**What is required**. Print each record that follows exactly, leaving the pictures behind.

**Entries taken from a collection**.
= Beginning of Section =

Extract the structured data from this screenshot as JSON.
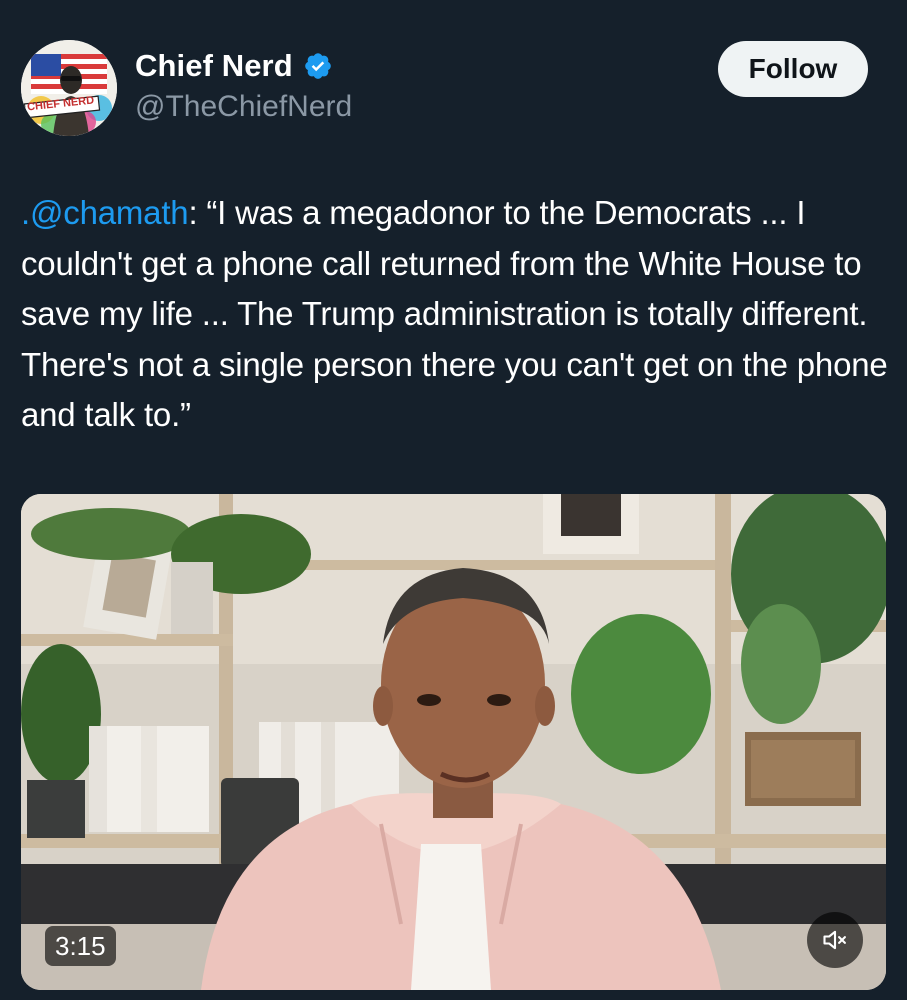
{
  "author": {
    "display_name": "Chief Nerd",
    "handle": "@TheChiefNerd",
    "avatar_text": "CHIEF NERD",
    "verified_icon": "verified-badge-icon"
  },
  "header": {
    "follow_label": "Follow"
  },
  "tweet": {
    "mention": ".@chamath",
    "body": ": “I was a megadonor to the Democrats ... I couldn't get a phone call returned from the White House to save my life ... The Trump administration is totally different. There's not a single person there you can't get on the phone and talk to.”"
  },
  "video": {
    "duration": "3:15",
    "mute_icon": "speaker-muted-icon"
  },
  "colors": {
    "background": "#15202b",
    "accent": "#1d9bf0",
    "secondary_text": "#8b98a5",
    "button_bg": "#eff3f4"
  }
}
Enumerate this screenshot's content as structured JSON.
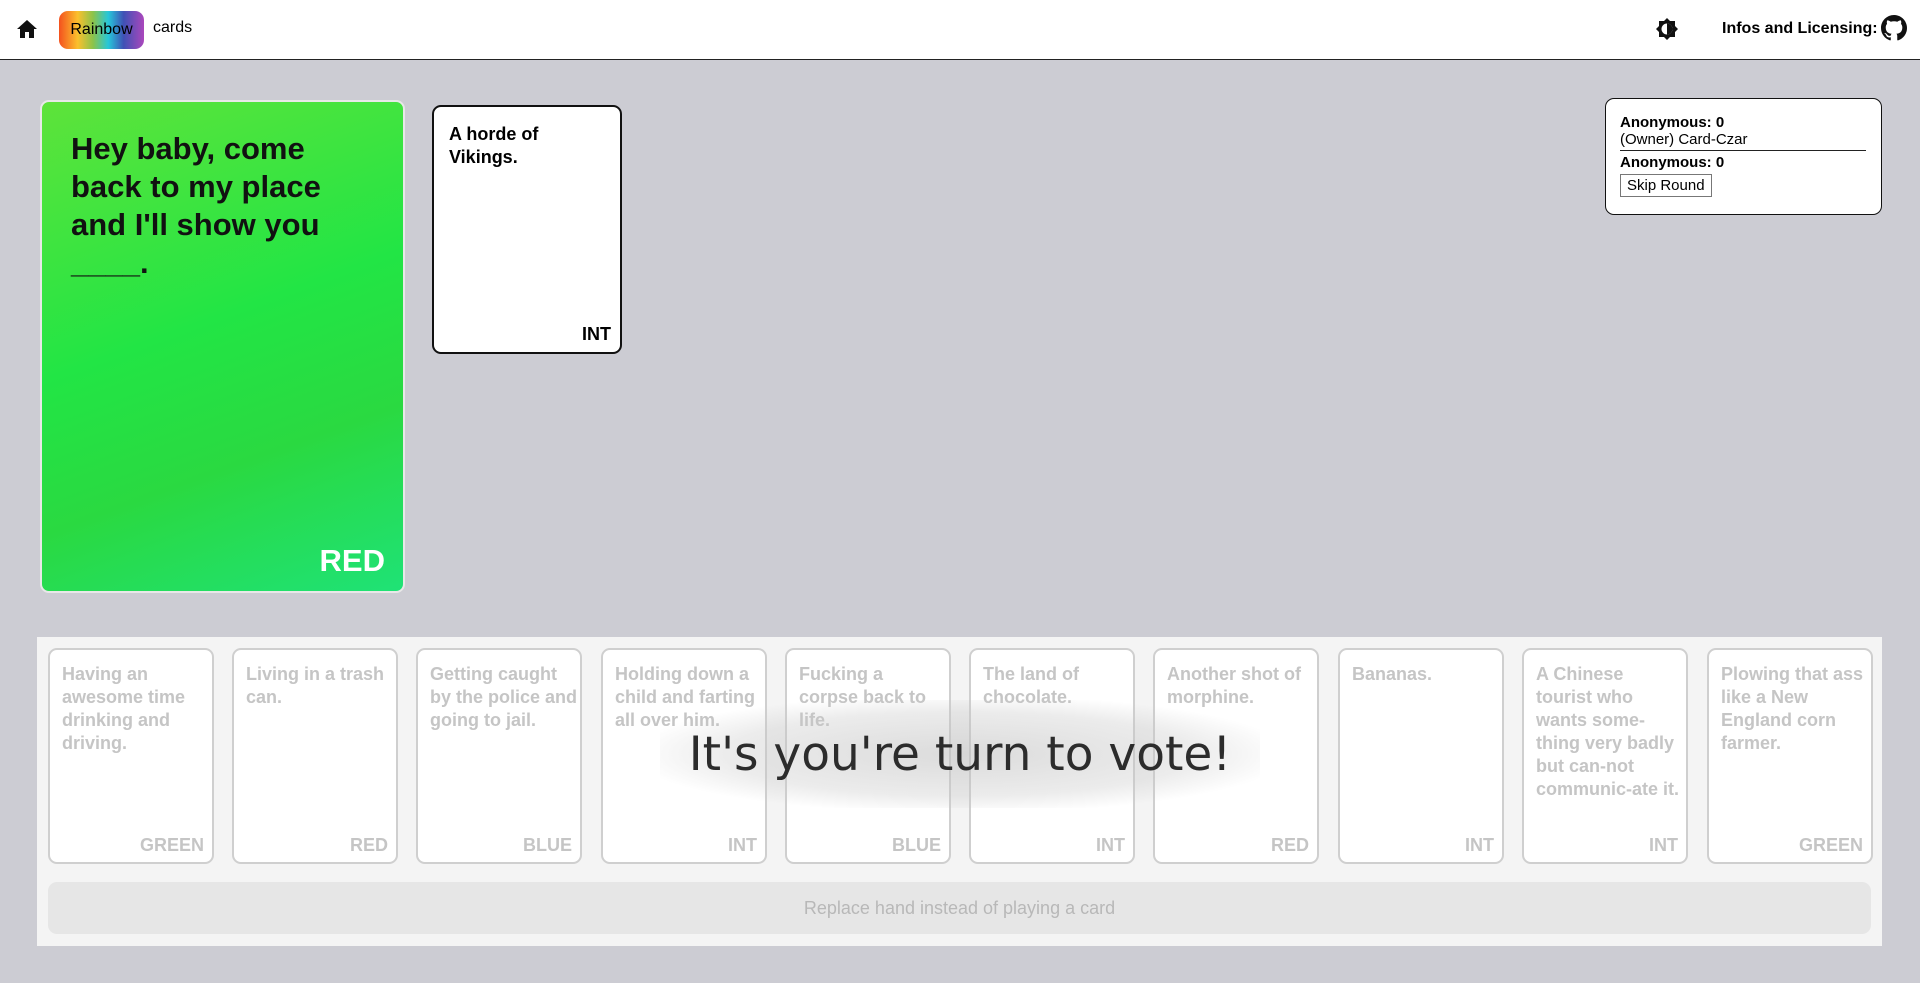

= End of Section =

**Response for this exercise**.
Extract the structured data from this screenshot as JSON.
{
  "author": {
    "display_name": "Chief Nerd",
    "handle": "@TheChiefNerd",
    "avatar_text": "CHIEF NERD",
    "verified_icon": "verified-badge-icon"
  },
  "header": {
    "follow_label": "Follow"
  },
  "tweet": {
    "mention": ".@chamath",
    "body": ": “I was a megadonor to the Democrats ... I couldn't get a phone call returned from the White House to save my life ... The Trump administration is totally different. There's not a single person there you can't get on the phone and talk to.”"
  },
  "video": {
    "duration": "3:15",
    "mute_icon": "speaker-muted-icon"
  },
  "colors": {
    "background": "#15202b",
    "accent": "#1d9bf0",
    "secondary_text": "#8b98a5",
    "button_bg": "#eff3f4"
  }
}
Enumerate this screenshot's content as structured JSON.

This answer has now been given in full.